My objectives for this assignment are to get my students writing (I’m not yet familiar with their writing voices), to see how well they are attuned to the subtlety of language, and to assess their ability at close reading.  Since comprehension is such a big component in the objectives of the course, I would like to get a baseline for how well they can do analysis on their own.

This is just a first draft of the assignment idea.  I’m completely open to any suggestions that any of you might have to offer.

About these ads

9 Comments

Filed under analysis, Civics and Citizenship, critical thinking, out in the real world, politics, rhetoric

9 responses to “The Inaugural Assignment

  1. Dudley

    If I was a Young Republican, and taking your class, this assignment would scare the hell out of me.

    Now “I” know that you wan’t hold any contrarian views against your students, but if they have gleanned anything about your political leanings, they may try to write something they don’t believe in order to influence their grades.

    You may want to assure them that won’t be something, about which, they have to worry.

  2. GOOD point.

    I’m less interested in their telling me how they FEEL about what was being said and more interested in their ability to get underneath the message, though you’re absolutely right that – interpretation is a huge part of analysis.
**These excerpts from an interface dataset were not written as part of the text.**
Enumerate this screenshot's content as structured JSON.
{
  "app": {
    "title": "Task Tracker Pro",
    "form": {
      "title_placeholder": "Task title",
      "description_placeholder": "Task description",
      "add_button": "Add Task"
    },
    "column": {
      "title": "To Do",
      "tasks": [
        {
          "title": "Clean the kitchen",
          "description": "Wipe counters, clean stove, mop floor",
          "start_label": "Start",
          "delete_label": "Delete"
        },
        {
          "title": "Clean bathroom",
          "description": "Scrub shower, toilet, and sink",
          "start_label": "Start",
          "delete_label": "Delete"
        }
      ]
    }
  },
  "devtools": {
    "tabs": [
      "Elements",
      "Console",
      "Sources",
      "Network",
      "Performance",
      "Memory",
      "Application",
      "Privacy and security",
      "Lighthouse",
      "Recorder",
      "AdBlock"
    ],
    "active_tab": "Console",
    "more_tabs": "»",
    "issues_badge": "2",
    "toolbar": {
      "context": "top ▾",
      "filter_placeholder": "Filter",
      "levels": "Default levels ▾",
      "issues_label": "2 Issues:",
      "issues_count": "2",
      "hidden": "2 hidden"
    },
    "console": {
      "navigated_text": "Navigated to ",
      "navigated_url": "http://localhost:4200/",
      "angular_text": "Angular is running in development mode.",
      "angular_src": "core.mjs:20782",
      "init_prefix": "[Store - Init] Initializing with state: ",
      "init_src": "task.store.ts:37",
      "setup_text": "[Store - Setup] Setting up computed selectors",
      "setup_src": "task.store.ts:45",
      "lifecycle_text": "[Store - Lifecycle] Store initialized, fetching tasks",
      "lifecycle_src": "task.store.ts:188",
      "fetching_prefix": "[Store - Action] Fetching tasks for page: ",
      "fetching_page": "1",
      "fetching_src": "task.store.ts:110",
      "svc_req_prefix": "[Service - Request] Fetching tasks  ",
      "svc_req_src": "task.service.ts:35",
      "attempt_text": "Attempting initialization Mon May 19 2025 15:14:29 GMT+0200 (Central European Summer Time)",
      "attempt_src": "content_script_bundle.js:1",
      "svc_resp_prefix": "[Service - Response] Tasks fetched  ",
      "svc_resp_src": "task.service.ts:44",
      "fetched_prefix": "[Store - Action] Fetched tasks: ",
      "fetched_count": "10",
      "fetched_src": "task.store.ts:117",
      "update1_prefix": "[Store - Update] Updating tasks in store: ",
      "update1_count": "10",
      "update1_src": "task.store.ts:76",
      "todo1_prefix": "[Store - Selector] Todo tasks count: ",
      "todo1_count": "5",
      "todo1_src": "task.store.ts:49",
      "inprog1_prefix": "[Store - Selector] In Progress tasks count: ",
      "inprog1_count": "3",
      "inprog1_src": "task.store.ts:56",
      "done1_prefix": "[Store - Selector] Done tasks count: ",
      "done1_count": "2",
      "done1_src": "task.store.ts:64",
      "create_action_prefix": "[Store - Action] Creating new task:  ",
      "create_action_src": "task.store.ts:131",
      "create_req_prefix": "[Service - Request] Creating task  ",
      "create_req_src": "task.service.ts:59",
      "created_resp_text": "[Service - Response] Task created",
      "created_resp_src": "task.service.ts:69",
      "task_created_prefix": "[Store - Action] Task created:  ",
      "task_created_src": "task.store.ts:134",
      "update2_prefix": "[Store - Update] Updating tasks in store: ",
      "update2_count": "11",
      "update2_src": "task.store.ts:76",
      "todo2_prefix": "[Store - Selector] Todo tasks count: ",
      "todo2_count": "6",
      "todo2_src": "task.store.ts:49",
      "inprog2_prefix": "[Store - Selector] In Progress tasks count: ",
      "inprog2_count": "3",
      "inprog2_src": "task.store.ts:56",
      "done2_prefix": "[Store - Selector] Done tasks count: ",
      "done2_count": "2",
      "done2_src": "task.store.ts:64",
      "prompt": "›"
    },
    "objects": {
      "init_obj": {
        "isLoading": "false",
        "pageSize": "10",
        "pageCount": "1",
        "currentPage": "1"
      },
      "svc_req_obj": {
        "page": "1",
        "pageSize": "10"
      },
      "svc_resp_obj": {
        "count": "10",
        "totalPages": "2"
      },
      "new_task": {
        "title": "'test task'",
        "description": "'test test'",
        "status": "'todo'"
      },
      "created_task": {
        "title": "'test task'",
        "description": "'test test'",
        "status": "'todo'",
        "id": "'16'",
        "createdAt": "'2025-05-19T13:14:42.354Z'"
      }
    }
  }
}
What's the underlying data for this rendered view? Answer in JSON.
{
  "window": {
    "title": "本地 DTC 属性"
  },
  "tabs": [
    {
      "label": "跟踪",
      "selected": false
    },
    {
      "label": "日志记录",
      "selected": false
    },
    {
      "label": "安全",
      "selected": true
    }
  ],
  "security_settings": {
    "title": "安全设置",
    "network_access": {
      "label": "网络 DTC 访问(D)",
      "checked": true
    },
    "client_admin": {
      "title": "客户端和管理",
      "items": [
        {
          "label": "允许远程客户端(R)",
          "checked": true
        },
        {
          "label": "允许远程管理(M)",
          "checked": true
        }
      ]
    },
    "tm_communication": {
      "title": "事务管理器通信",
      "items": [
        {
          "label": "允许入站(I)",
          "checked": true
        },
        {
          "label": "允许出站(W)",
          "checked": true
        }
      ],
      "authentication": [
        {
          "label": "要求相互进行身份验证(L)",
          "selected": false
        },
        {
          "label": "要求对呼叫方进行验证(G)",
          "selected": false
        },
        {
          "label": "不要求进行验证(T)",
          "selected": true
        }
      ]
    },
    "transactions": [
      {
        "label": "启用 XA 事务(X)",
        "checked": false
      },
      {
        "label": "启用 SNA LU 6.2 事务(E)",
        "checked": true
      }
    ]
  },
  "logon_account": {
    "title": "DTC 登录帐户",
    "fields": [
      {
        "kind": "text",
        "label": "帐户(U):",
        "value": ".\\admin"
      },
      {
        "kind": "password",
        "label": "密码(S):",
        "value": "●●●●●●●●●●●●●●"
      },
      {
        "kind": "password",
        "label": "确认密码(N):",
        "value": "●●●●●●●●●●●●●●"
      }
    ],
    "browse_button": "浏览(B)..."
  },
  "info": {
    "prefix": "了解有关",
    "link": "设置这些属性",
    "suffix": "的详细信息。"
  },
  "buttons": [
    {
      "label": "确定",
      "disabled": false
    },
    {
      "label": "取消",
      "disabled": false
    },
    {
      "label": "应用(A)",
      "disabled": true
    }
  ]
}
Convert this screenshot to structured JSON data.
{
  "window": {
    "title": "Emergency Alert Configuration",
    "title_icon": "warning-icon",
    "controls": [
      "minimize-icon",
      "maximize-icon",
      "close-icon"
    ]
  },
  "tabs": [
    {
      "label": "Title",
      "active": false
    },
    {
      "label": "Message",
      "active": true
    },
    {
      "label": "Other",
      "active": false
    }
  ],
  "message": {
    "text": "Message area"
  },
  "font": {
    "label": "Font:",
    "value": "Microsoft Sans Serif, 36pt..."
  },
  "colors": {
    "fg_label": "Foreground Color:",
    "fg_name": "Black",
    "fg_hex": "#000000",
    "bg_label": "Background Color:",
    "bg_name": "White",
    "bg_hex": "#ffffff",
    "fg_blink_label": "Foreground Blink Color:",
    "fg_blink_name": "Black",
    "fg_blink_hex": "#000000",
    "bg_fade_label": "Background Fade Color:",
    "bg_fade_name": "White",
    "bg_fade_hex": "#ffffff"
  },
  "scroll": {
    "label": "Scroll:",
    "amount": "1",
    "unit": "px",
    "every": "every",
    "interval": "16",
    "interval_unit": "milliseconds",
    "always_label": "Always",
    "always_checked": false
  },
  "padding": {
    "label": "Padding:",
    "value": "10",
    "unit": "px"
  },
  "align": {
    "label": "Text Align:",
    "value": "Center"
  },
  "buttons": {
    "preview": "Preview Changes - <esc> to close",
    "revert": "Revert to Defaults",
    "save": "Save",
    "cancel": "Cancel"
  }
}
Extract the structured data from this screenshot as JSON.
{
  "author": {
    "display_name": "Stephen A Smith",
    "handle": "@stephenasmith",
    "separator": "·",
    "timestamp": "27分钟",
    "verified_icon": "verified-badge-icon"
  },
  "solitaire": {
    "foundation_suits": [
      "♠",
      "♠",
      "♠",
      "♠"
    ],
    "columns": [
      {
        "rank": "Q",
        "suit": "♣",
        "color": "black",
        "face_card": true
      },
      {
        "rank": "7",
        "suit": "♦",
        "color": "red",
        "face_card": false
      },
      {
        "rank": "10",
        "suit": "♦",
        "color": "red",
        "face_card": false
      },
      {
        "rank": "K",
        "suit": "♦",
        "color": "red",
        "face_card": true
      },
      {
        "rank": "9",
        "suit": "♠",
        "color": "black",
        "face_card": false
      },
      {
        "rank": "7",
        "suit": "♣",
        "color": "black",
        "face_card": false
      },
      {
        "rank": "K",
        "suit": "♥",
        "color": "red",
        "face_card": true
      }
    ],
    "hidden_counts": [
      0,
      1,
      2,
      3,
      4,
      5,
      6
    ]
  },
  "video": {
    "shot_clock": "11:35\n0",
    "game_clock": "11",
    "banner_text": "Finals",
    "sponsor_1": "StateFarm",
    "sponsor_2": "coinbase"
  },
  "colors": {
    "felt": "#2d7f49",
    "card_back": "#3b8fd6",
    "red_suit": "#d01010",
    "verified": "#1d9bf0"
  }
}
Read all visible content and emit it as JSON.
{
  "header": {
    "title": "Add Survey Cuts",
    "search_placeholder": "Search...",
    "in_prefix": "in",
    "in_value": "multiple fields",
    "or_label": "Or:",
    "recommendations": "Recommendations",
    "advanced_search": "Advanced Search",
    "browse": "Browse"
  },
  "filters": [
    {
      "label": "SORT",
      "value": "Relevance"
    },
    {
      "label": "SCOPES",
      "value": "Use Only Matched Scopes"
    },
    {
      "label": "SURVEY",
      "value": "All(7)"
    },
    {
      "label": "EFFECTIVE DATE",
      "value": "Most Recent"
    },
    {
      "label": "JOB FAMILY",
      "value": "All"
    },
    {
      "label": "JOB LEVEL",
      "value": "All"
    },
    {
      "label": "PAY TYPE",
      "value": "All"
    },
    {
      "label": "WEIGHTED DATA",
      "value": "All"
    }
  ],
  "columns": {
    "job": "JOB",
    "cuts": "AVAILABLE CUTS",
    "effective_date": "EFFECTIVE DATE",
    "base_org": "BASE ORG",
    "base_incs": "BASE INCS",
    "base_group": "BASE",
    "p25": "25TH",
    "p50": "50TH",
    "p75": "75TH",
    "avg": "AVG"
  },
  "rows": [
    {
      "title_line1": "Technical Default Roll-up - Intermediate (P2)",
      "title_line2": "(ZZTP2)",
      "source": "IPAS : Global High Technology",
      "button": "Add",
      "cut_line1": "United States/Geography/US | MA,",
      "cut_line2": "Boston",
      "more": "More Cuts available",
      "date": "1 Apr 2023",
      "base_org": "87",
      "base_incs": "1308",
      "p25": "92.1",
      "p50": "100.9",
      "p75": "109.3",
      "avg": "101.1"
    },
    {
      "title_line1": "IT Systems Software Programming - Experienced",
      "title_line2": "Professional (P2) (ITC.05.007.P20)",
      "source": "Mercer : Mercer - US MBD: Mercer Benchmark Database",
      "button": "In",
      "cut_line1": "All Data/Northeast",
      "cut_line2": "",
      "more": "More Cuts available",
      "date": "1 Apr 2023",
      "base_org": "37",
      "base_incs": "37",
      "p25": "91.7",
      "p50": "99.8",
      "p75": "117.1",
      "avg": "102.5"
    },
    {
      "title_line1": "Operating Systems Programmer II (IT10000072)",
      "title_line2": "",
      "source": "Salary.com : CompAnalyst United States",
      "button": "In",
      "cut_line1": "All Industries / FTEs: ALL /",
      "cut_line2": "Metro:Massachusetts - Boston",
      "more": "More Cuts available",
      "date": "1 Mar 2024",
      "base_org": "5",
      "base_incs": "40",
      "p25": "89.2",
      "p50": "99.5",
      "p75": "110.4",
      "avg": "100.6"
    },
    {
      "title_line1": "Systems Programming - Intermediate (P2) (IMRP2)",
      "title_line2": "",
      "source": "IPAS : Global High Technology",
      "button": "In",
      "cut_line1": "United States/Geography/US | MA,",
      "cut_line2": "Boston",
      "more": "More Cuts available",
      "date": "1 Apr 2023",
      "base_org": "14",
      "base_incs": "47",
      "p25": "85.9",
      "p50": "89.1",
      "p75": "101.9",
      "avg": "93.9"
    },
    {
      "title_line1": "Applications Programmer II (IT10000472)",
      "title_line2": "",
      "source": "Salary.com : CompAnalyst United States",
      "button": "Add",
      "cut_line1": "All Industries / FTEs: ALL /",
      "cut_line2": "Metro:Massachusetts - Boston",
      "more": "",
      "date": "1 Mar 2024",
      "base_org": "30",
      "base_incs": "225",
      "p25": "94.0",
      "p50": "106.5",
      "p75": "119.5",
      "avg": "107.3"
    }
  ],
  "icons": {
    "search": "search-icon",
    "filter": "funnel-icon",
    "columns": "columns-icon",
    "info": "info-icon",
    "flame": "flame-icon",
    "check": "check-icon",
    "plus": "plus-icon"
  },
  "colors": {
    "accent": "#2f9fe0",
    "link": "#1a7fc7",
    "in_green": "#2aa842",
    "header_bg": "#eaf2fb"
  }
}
I’ll make a point, both as I always do when when I hand out the syllabus and when I re-write the assignment, to make sure that they know that I don’t have to LIKE their assessment, but I do have to be able to follow them to it.

  3. The difficulty early in the semester (and with some students even later) is that I always get a summary of the speeches rather than an analysis — no matter how many times I explain the difference.

  4. Is there a rubric for this assignment that you’ll be distributing to the students? You said something in a prior post about including those.

  5. I love the assignment, and would love to see how some of the comparisons with earlier addresses turn out.

  6. I’m going to use your assignment with my gifted 6th graders. They don’t get grades in my class so it’ll be interesting to see if they can do anything with this. Thanks N

  7. Ms. Chili, I wanted to tell you that I used your assignment with my gifted 6th graders. I told them it was going to be really hard, different from anything they’d be asked to do in their regular classrooms and had come from a college class. We watched the festivities last Tuesday–they were so quiet and reverent; when Obama took the oath they all stood and put their hands over their hearts. It was a precious moment.

    The assignment was due today and only two students didn’t turn it in (honestly I was surprised, since they don’t get a grade in my class). I haven’t read them all yet but some are pretty darn good–I threatened that I was going to send some of them to you for evaluation!!

    The essays range in length from a half page, most were about two pages and then theire was Molly–39 pages!! She analysed three different speeches paragraph by paragraph! What a hoot. The thing I liked best was them telling me about their sense of accomplishment. So many times my students recieive ‘A’s for work that is way too easy. I think true self esteem is developed by accomplishing something one percieves as difficult. Thanks for the assignment!! N.

  8. I made enquiries about which new, different, possibly promising new candidates for parliamentary office are popping out of the woodwork. ,

Leave a Reply

Fill in your details below or click an icon to log in:

WordPress.com Logo

You are commenting using your WordPress.com account. Log Out / Change )

Twitter picture

You are commenting using your Twitter account. Log Out / Change )

Facebook photo

You are commenting using your Facebook account. Log Out / Change )

Google+ photo

You are commenting using your Google+ account. Log Out / Change )

Connecting to %s